◆ **What you will do**
Show every line below where "kind" appears.

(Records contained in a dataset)
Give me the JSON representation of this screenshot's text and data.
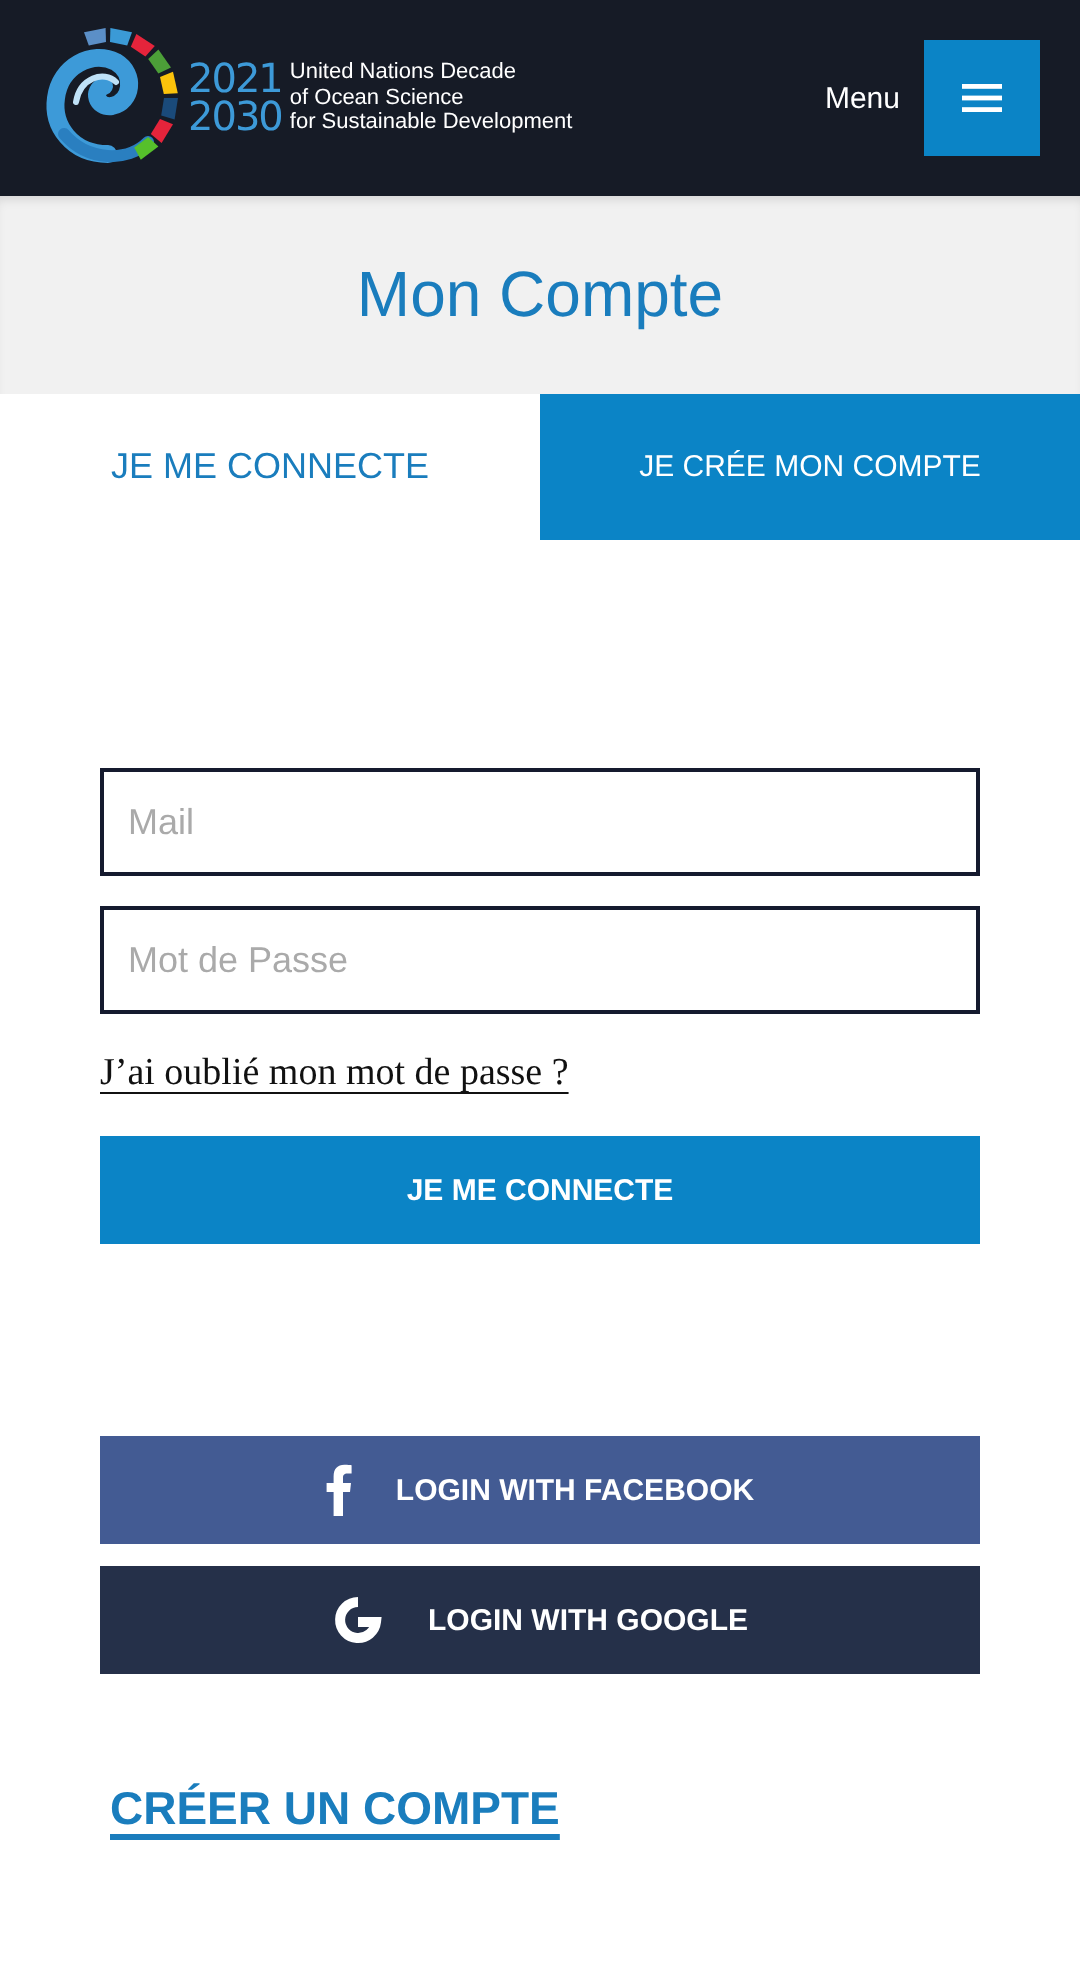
{
  "header": {
    "logo_years": [
      "2021",
      "2030"
    ],
    "logo_lines": [
      "United Nations Decade",
      "of Ocean Science",
      "for Sustainable Development"
    ],
    "menu_label": "Menu"
  },
  "page_title": "Mon Compte",
  "tabs": [
    {
      "label": "JE ME CONNECTE",
      "selected": true
    },
    {
      "label": "JE CRÉE MON COMPTE",
      "selected": false
    }
  ],
  "fields": [
    {
      "placeholder": "Mail"
    },
    {
      "placeholder": "Mot de Passe"
    }
  ],
  "forgot_link": "J’ai oublié mon mot de passe ?",
  "submit_button": "JE ME CONNECTE",
  "social_buttons": [
    {
      "kind": "facebook",
      "label": "LOGIN WITH FACEBOOK"
    },
    {
      "kind": "google",
      "label": "LOGIN WITH GOOGLE"
    }
  ],
  "create_link": "CRÉER UN COMPTE"
}
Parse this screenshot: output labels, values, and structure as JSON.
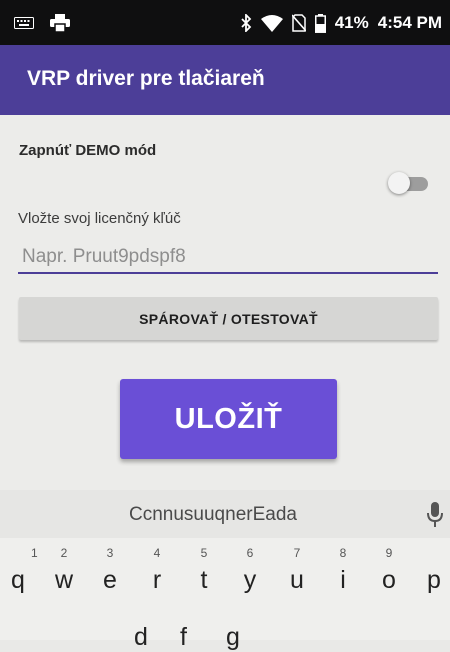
{
  "status_bar": {
    "battery": "41%",
    "time": "4:54 PM",
    "left_icons": [
      "keyboard-icon",
      "printer-icon"
    ],
    "right_icons": [
      "bluetooth-icon",
      "wifi-icon",
      "no-sim-icon",
      "battery-icon"
    ]
  },
  "app_bar": {
    "title": "VRP driver pre tlačiareň"
  },
  "form": {
    "demo_label": "Zapnúť DEMO mód",
    "demo_enabled": false,
    "license_label": "Vložte svoj licenčný kľúč",
    "license_placeholder": "Napr. Pruut9pdspf8",
    "license_value": "",
    "pair_button": "SPÁROVAŤ / OTESTOVAŤ",
    "save_button": "ULOŽIŤ"
  },
  "keyboard": {
    "suggestion": "CcnnusuuqnerEada",
    "row1_hints": [
      "1",
      "2",
      "3",
      "4",
      "5",
      "6",
      "7",
      "8",
      "9"
    ],
    "row1_keys": [
      "q",
      "w",
      "e",
      "r",
      "t",
      "y",
      "u",
      "i",
      "o",
      "p"
    ],
    "row2_visible": [
      "d",
      "f",
      "g"
    ]
  },
  "colors": {
    "app_bar": "#4c3e98",
    "accent_button": "#6a4fd6",
    "status_bar": "#0f0f10"
  }
}
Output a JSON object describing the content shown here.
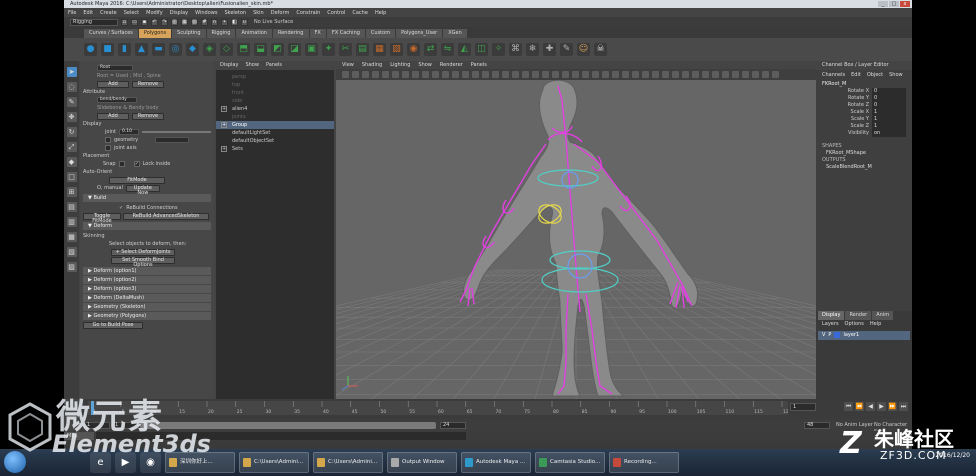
{
  "window": {
    "title": "Autodesk Maya 2016: C:\\Users\\Administrator\\Desktop\\alien\\Fusionalien_skin.mb*",
    "controls": [
      "_",
      "□",
      "x"
    ]
  },
  "menubar": [
    "File",
    "Edit",
    "Create",
    "Select",
    "Modify",
    "Display",
    "Windows",
    "Skeleton",
    "Skin",
    "Deform",
    "Constrain",
    "Control",
    "Cache",
    "Help"
  ],
  "statusline": {
    "mode": "Rigging",
    "live_surface": "No Live Surface"
  },
  "shelf_tabs": [
    {
      "label": "Curves / Surfaces",
      "active": false
    },
    {
      "label": "Polygons",
      "active": true
    },
    {
      "label": "Sculpting",
      "active": false
    },
    {
      "label": "Rigging",
      "active": false
    },
    {
      "label": "Animation",
      "active": false
    },
    {
      "label": "Rendering",
      "active": false
    },
    {
      "label": "FX",
      "active": false
    },
    {
      "label": "FX Caching",
      "active": false
    },
    {
      "label": "Custom",
      "active": false
    },
    {
      "label": "Polygons_User",
      "active": false
    },
    {
      "label": "XGen",
      "active": false
    }
  ],
  "shelf_icons": [
    {
      "name": "poly-sphere-icon",
      "color": "#2a8fd0",
      "glyph": "●"
    },
    {
      "name": "poly-cube-icon",
      "color": "#2a8fd0",
      "glyph": "■"
    },
    {
      "name": "poly-cylinder-icon",
      "color": "#2a8fd0",
      "glyph": "▮"
    },
    {
      "name": "poly-cone-icon",
      "color": "#2a8fd0",
      "glyph": "▲"
    },
    {
      "name": "poly-plane-icon",
      "color": "#2a8fd0",
      "glyph": "▬"
    },
    {
      "name": "poly-torus-icon",
      "color": "#2a8fd0",
      "glyph": "◎"
    },
    {
      "name": "poly-pyramid-icon",
      "color": "#2a8fd0",
      "glyph": "◆"
    },
    {
      "name": "combine-icon",
      "color": "#3fa34d",
      "glyph": "◈"
    },
    {
      "name": "separate-icon",
      "color": "#3fa34d",
      "glyph": "◇"
    },
    {
      "name": "extrude-icon",
      "color": "#3fa34d",
      "glyph": "⬒"
    },
    {
      "name": "bridge-icon",
      "color": "#3fa34d",
      "glyph": "⬓"
    },
    {
      "name": "bevel-icon",
      "color": "#3fa34d",
      "glyph": "◩"
    },
    {
      "name": "merge-icon",
      "color": "#3fa34d",
      "glyph": "◪"
    },
    {
      "name": "fill-hole-icon",
      "color": "#3fa34d",
      "glyph": "▣"
    },
    {
      "name": "smooth-icon",
      "color": "#3fa34d",
      "glyph": "✦"
    },
    {
      "name": "multi-cut-icon",
      "color": "#3fa34d",
      "glyph": "✂"
    },
    {
      "name": "edge-loop-icon",
      "color": "#3fa34d",
      "glyph": "▤"
    },
    {
      "name": "uv-editor-icon",
      "color": "#c66a2a",
      "glyph": "▦"
    },
    {
      "name": "planar-map-icon",
      "color": "#c66a2a",
      "glyph": "▧"
    },
    {
      "name": "soft-select-icon",
      "color": "#c66a2a",
      "glyph": "◉"
    },
    {
      "name": "transfer-icon",
      "color": "#3fa34d",
      "glyph": "⇄"
    },
    {
      "name": "mirror-icon",
      "color": "#3fa34d",
      "glyph": "⇋"
    },
    {
      "name": "triangulate-icon",
      "color": "#3fa34d",
      "glyph": "◭"
    },
    {
      "name": "quadrangulate-icon",
      "color": "#3fa34d",
      "glyph": "◫"
    },
    {
      "name": "cleanup-icon",
      "color": "#3fa34d",
      "glyph": "✧"
    },
    {
      "name": "history-icon",
      "color": "#b0b0b0",
      "glyph": "⌘"
    },
    {
      "name": "freeze-icon",
      "color": "#b0b0b0",
      "glyph": "❄"
    },
    {
      "name": "center-pivot-icon",
      "color": "#b0b0b0",
      "glyph": "✚"
    },
    {
      "name": "script-icon",
      "color": "#b0b0b0",
      "glyph": "✎"
    },
    {
      "name": "face-icon",
      "color": "#e3a35b",
      "glyph": "☺"
    },
    {
      "name": "skull-icon",
      "color": "#dddddd",
      "glyph": "☠"
    }
  ],
  "toolbox_icons": [
    "select-tool-icon",
    "lasso-tool-icon",
    "paint-select-icon",
    "move-tool-icon",
    "rotate-tool-icon",
    "scale-tool-icon",
    "last-tool-icon",
    "single-view-icon",
    "four-view-icon",
    "persp-outliner-icon",
    "graph-layout-icon",
    "hypershade-layout-icon",
    "uv-layout-icon",
    "custom-layout-icon"
  ],
  "attr_panel": {
    "root_label": "Root",
    "add_label": "Add",
    "remove_label": "Remove",
    "attribute_label": "Attribute",
    "attribute_value": "bend/bendy",
    "add2_label": "Add",
    "remove2_label": "Remove",
    "display_label": "Display",
    "joint_label": "joint",
    "joint_value": "0.10",
    "geometry_label": "geometry",
    "joint_axis_label": "joint axis",
    "placement_label": "Placement",
    "snap_label": "Snap",
    "lock_inside_label": "Lock inside",
    "auto_orient_label": "Auto-Orient",
    "fit_mode_label": "FitMode",
    "o_manual_label": "O, manual",
    "update_now_label": "Update Now",
    "build_section": "Build",
    "rebuild_connections": "ReBuild Connections",
    "toggle_fitmode": "Toggle FitMode",
    "rebuild_skeleton": "ReBuild AdvancedSkeleton",
    "deform_section": "Deform",
    "skinning_label": "Skinning",
    "select_objects_hint": "Select objects to deform, then:",
    "select_deformjoints": "+ Select DeformJoints",
    "set_smooth_bind": "Set Smooth Bind Options",
    "deform_items": [
      "Deform (option1)",
      "Deform (option2)",
      "Deform (option3)",
      "Deform (DeltaMush)",
      "Geometry (Skeleton)",
      "Geometry (Polygons)"
    ],
    "go_to_build_pose": "Go to Build Pose"
  },
  "outliner": {
    "menu": [
      "Display",
      "Show",
      "Panels"
    ],
    "items": [
      {
        "label": "persp",
        "faded": true,
        "expand": false,
        "selected": false
      },
      {
        "label": "top",
        "faded": true,
        "expand": false,
        "selected": false
      },
      {
        "label": "front",
        "faded": true,
        "expand": false,
        "selected": false
      },
      {
        "label": "side",
        "faded": true,
        "expand": false,
        "selected": false
      },
      {
        "label": "alien4",
        "faded": false,
        "expand": true,
        "selected": false
      },
      {
        "label": "joints",
        "faded": true,
        "expand": false,
        "selected": false
      },
      {
        "label": "Group",
        "faded": false,
        "expand": true,
        "selected": true
      },
      {
        "label": "defaultLightSet",
        "faded": false,
        "expand": false,
        "selected": false
      },
      {
        "label": "defaultObjectSet",
        "faded": false,
        "expand": false,
        "selected": false
      },
      {
        "label": "Sets",
        "faded": false,
        "expand": true,
        "selected": false
      }
    ]
  },
  "viewport": {
    "menu": [
      "View",
      "Shading",
      "Lighting",
      "Show",
      "Renderer",
      "Panels"
    ],
    "rig_color": "#e040e0",
    "mesh_color": "#8a8a8a",
    "grid_color": "#7a7a7a"
  },
  "channel_box": {
    "title": "Channel Box / Layer Editor",
    "menu": [
      "Channels",
      "Edit",
      "Object",
      "Show"
    ],
    "node": "FKRoot_M",
    "attributes": [
      {
        "name": "Rotate X",
        "value": "0"
      },
      {
        "name": "Rotate Y",
        "value": "0"
      },
      {
        "name": "Rotate Z",
        "value": "0"
      },
      {
        "name": "Scale X",
        "value": "1"
      },
      {
        "name": "Scale Y",
        "value": "1"
      },
      {
        "name": "Scale Z",
        "value": "1"
      },
      {
        "name": "Visibility",
        "value": "on"
      }
    ],
    "shapes_label": "SHAPES",
    "shape_node": "FKRoot_MShape",
    "outputs_label": "OUTPUTS",
    "output_node": "ScaleBlendRoot_M",
    "layer_tabs": [
      "Display",
      "Render",
      "Anim"
    ],
    "layer_menu": [
      "Layers",
      "Options",
      "Help"
    ],
    "layer_name": "layer1"
  },
  "timeslider": {
    "current_frame": "1",
    "playback_buttons": [
      "⏮",
      "⏪",
      "◀",
      "▶",
      "⏩",
      "⏭"
    ],
    "tick_labels": [
      "1",
      "5",
      "10",
      "15",
      "20",
      "25",
      "30",
      "35",
      "40",
      "45",
      "50",
      "55",
      "60",
      "65",
      "70",
      "75",
      "80",
      "85",
      "90",
      "95",
      "100",
      "105",
      "110",
      "115",
      "120"
    ]
  },
  "rangeslider": {
    "start": "1",
    "inner_start": "1",
    "inner_end": "24",
    "end": "48",
    "no_anim_layer": "No Anim Layer",
    "no_character_set": "No Character Set"
  },
  "commandline": {
    "mel_label": "MEL"
  },
  "helpline": {
    "text": ""
  },
  "taskbar": {
    "pinned": [
      {
        "name": "ie-icon",
        "glyph": "e"
      },
      {
        "name": "media-player-icon",
        "glyph": "▶"
      },
      {
        "name": "chrome-icon",
        "glyph": "◉"
      }
    ],
    "tasks": [
      {
        "label": "深圳你好上...",
        "kind": "folder"
      },
      {
        "label": "C:\\Users\\Admini...",
        "kind": "folder"
      },
      {
        "label": "C:\\Users\\Admini...",
        "kind": "folder"
      },
      {
        "label": "Output Window",
        "kind": "out"
      },
      {
        "label": "Autodesk Maya ...",
        "kind": "maya"
      },
      {
        "label": "Camtasia Studio...",
        "kind": "cam"
      },
      {
        "label": "Recording...",
        "kind": "rec"
      }
    ],
    "date": "2016/12/20"
  },
  "watermarks": {
    "left_cn": "微元素",
    "left_en": "Element3ds",
    "right_cn": "朱峰社区",
    "right_en": "ZF3D.COM"
  }
}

◆ **Written answer**
      "kind": "facebook",
      "kind": "google",
        "kind": "folder"
        "kind": "folder"
        "kind": "folder"
        "kind": "out"
        "kind": "maya"
        "kind": "cam"
        "kind": "rec"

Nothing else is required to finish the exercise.